Congressional hearings were held recently on acid rain, which is formed when sulfur dioxide or nitrogen oxide air pollutants mix with moisture in the air.EPA and Congress are considering ways to deal with acid rain, reportedly, the killer of all fish and plant life in hundreds of lakes in the northeastern United States and Canada.
However, the formative process of acid rain is little understood. Electric utilities and other industries have installed millions of dollars worth of pollution-control equipment already and are certain to resist any tightening of the standards for oxide emissions.
Lee and researchers Grady E. Neely and Shelton C. Perrigan set out to learn about the damage that varying degrees of acidity can do, and to see which crops were mostly vulnerable.

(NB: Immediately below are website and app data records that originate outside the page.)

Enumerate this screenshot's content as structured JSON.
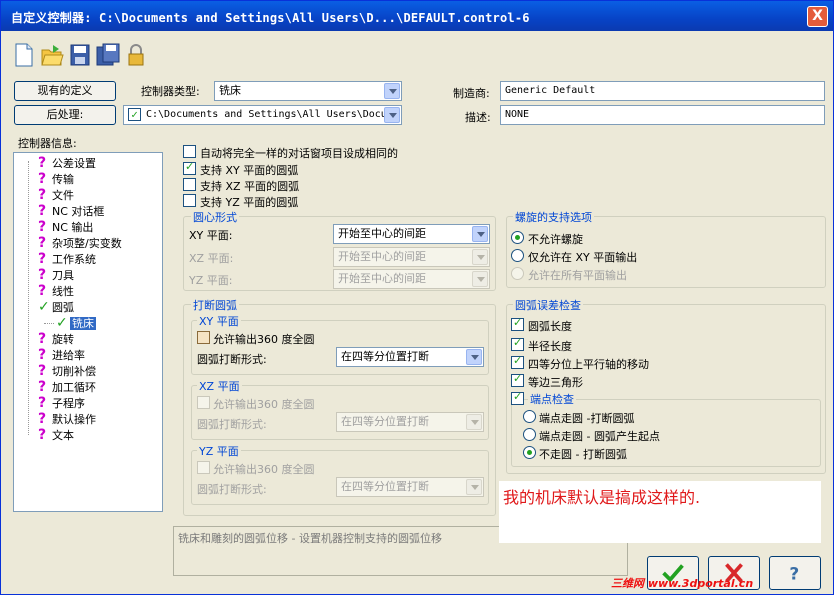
{
  "window": {
    "title": "自定义控制器: C:\\Documents and Settings\\All Users\\D...\\DEFAULT.control-6",
    "close_glyph": "X"
  },
  "toolbar": {
    "icons": [
      "new-file-icon",
      "open-folder-icon",
      "save-icon",
      "save-as-icon",
      "lock-icon"
    ]
  },
  "header": {
    "existing_def_label": "现有的定义",
    "post_label": "后处理:",
    "controller_type_label": "控制器类型:",
    "controller_type_value": "铣床",
    "post_path": "C:\\Documents and Settings\\All Users\\Docu",
    "manufacturer_label": "制造商:",
    "manufacturer_value": "Generic Default",
    "description_label": "描述:",
    "description_value": "NONE"
  },
  "tree": {
    "title": "控制器信息:",
    "items": [
      {
        "label": "公差设置"
      },
      {
        "label": "传输"
      },
      {
        "label": "文件"
      },
      {
        "label": "NC 对话框"
      },
      {
        "label": "NC 输出"
      },
      {
        "label": "杂项整/实变数"
      },
      {
        "label": "工作系统"
      },
      {
        "label": "刀具"
      },
      {
        "label": "线性"
      },
      {
        "label": "圆弧"
      },
      {
        "label": "铣床"
      },
      {
        "label": "旋转"
      },
      {
        "label": "进给率"
      },
      {
        "label": "切削补偿"
      },
      {
        "label": "加工循环"
      },
      {
        "label": "子程序"
      },
      {
        "label": "默认操作"
      },
      {
        "label": "文本"
      }
    ]
  },
  "options": {
    "auto_set_same": "自动将完全一样的对话窗项目设成相同的",
    "support_xy": "支持 XY 平面的圆弧",
    "support_xz": "支持 XZ 平面的圆弧",
    "support_yz": "支持 YZ 平面的圆弧"
  },
  "center_form": {
    "title": "圆心形式",
    "xy_label": "XY 平面:",
    "xz_label": "XZ 平面:",
    "yz_label": "YZ 平面:",
    "xy_value": "开始至中心的间距",
    "xz_value": "开始至中心的间距",
    "yz_value": "开始至中心的间距"
  },
  "break_arc": {
    "title": "打断圆弧",
    "xy_title": "XY 平面",
    "xz_title": "XZ 平面",
    "yz_title": "YZ 平面",
    "allow_360": "允许输出360 度全圆",
    "break_form_label": "圆弧打断形式:",
    "break_form_value": "在四等分位置打断"
  },
  "helix": {
    "title": "螺旋的支持选项",
    "not_allowed": "不允许螺旋",
    "xy_only": "仅允许在 XY 平面输出",
    "all_planes": "允许在所有平面输出"
  },
  "arc_error": {
    "title": "圆弧误差检查",
    "arc_length": "圆弧长度",
    "radius_length": "半径长度",
    "quadrant_move": "四等分位上平行轴的移动",
    "equilateral": "等边三角形",
    "endpoint_check": "端点检查",
    "ep_break": "端点走圆 -打断圆弧",
    "ep_start": "端点走圆 - 圆弧产生起点",
    "ep_none": "不走圆 - 打断圆弧"
  },
  "status_text": "铣床和雕刻的圆弧位移 - 设置机器控制支持的圆弧位移",
  "note_text": "我的机床默认是搞成这样的.",
  "watermark": "三维网 www.3dportal.cn",
  "colors": {
    "title_bar": "#0743C6",
    "group_title": "#0046D5",
    "note_text": "#E0181A",
    "check": "#21A121"
  }
}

They raised 28 vegetables and grasses in pots, subjecting them to three different strengths of artificial acid rain, for a total of 84 test plants. Of those, 62 plants showed no significant difference in yield from control plants grown under neutral rainwater, while 11 plants increased their yeilds and 11 plants reduced theirs. But 46 plants, or 55 percent of the test sample, suffered leaf damage, including all the leafy crops.
Acid levels are measured on the pH scale, on which 1 is a very acidic, 5 is neutral and 10 is very alakline. Normal rainwater has a pH of 5.6. Prevailing winds carry sulfur dioxides eastward from the Ohio River basin and elsewhere, however, so that "in the northeastern United States, pH 3.5 is typical of summer rains," the EPA study said. That is about the acidity of lemon juice, and "more acidic rains do occur," EPA reported.

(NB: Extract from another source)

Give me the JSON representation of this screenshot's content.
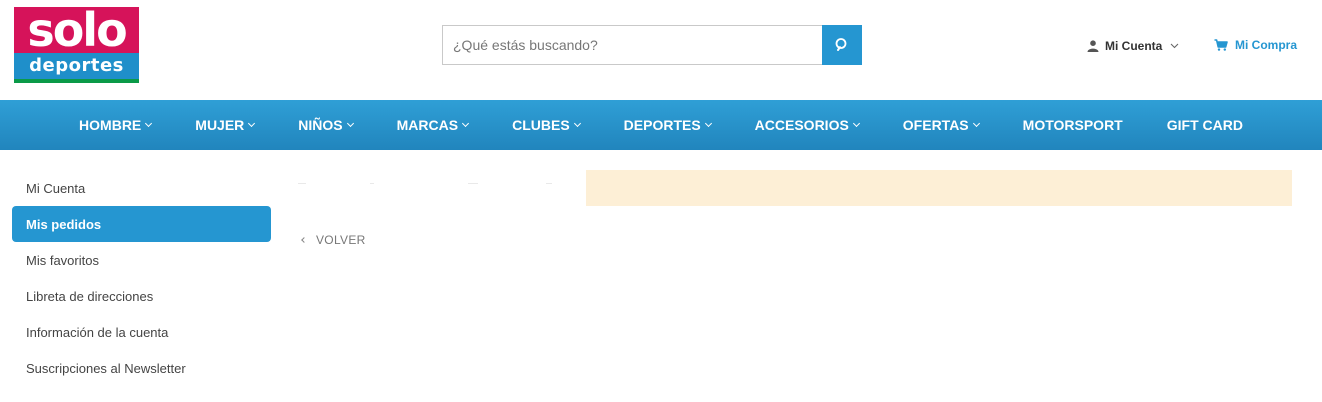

The team used simulated sulfuric acid rains of pH 4, 3.5 and 3.0 for its tests.
Grain crops seemed to be the toughest, suffering neither leaf damage nor significant yield loss at any level of exposure. Corn increased its output by 13 percent under pH 3.0 rainfall, one of the curious zigzag results that showed slightly negative effects at one acid level and positive effects at another.
Strawberries increased their weight by 51 percent under the weakest pH 4 acid level, jumping 72 percent under the lemon-like pH 3.0. That also produced a 31 percent heftier tomato crop, 24 percent more timothy grass and 23 percent more orchardgrass. Green peppers increased 31 percent under pH 3.5 water, but the yield dropped back at pH 3.0.
Carrots lost nearly half their weight at the highest acid levels, as did beets and radishes. Some of the radish findings were confused by a plauge of snails and beetles that ate many of the control plants but ignored the acid-watered ones, an event that Lee said merited further study.
Potato crops were down 14 percent at pH 3.0 but unchanged in weaker acid rains, while mustard greens were down at weak level, up to normal under pH 3.5 and down fully one-third at the top acid rate.
The only valid generalization emerging from the study, were these: plants that sprout with two leaves (dicotyledons), like carrots and spinach, were far more effected than those that sprout with one (monocotyledons); and the reserachers did not know how to grow soybeans or peanuts.
"The peanuts just didn't grow well even in the controls," Lee said. "Maybe we ought to ask President Carter for advice."